> **REQUIRED ACTION**: When the word "title" shows up in a line of the records below, copy that line.

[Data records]
□ □ □ □ □ □ □
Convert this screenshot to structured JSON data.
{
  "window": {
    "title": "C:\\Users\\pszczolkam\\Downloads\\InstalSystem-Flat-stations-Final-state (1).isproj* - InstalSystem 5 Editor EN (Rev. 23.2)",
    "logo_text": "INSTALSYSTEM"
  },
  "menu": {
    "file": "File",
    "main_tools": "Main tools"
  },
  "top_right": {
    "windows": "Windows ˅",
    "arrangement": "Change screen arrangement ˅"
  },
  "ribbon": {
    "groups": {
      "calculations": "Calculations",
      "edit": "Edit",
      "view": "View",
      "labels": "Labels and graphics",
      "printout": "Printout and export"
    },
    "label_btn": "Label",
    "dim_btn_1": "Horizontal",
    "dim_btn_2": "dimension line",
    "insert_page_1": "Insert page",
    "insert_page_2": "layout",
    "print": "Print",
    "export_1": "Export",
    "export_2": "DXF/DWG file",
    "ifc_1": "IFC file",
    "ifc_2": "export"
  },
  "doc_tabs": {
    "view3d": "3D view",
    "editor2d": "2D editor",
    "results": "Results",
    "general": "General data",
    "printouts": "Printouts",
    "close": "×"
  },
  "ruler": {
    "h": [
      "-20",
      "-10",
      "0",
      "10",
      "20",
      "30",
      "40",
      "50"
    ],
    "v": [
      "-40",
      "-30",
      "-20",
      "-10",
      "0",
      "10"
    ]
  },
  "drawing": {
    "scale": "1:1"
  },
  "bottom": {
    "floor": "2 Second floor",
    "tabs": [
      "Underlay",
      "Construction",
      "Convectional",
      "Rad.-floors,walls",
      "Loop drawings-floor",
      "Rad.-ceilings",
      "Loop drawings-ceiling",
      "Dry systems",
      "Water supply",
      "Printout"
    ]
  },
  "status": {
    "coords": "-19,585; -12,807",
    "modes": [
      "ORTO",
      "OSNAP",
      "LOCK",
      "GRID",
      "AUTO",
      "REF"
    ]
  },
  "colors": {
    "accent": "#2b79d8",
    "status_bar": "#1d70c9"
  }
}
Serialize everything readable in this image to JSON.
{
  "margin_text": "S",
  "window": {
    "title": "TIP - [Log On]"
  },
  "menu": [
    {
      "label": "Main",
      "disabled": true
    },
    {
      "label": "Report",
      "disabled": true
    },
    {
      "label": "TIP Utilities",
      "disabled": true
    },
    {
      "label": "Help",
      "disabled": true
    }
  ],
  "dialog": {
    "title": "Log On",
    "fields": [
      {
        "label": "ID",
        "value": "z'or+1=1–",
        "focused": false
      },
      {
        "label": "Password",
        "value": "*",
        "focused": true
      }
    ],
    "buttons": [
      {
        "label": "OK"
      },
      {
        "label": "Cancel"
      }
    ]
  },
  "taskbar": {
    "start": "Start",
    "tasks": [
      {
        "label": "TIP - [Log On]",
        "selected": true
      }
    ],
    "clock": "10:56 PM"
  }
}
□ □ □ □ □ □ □
> **REPLY**:
    "title": "C:\\Users\\pszczolkam\\Downloads\\InstalSystem-Flat-stations-Final-state (1).isproj* - InstalSystem 5 Editor EN (Rev. 23.2)",
    "title": "TIP - [Log On]"
    "title": "Log On",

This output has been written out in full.